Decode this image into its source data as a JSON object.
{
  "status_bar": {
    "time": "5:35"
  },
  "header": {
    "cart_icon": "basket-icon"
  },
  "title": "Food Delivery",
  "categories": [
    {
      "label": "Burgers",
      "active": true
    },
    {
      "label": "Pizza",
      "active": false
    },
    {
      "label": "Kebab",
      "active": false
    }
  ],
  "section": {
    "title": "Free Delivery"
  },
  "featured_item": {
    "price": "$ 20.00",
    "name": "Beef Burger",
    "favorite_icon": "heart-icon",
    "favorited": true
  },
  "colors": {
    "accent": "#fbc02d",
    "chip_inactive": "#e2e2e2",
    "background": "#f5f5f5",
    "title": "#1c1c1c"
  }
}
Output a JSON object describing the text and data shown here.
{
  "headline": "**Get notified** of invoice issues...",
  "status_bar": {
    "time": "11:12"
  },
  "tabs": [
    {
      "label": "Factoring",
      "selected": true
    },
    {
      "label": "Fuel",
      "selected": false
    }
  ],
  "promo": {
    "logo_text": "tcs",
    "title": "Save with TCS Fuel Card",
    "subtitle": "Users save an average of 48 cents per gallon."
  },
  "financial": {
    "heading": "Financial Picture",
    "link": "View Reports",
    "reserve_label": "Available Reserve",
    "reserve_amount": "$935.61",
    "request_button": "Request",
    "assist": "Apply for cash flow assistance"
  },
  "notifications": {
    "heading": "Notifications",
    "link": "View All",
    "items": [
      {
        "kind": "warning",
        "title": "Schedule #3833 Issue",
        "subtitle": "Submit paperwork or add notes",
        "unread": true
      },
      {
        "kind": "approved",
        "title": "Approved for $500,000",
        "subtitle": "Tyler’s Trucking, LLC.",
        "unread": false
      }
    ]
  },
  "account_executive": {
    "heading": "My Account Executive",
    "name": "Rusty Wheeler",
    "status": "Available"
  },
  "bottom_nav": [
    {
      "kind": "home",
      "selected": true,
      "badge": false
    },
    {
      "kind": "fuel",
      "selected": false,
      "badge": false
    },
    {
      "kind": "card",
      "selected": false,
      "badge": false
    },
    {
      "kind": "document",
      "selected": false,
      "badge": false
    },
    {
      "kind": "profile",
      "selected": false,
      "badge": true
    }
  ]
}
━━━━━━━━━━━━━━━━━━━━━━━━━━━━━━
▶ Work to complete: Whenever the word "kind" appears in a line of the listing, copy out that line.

▶ Output below:
        "kind": "warning",
        "kind": "approved",
      "kind": "home",
      "kind": "fuel",
      "kind": "card",
      "kind": "document",
      "kind": "profile",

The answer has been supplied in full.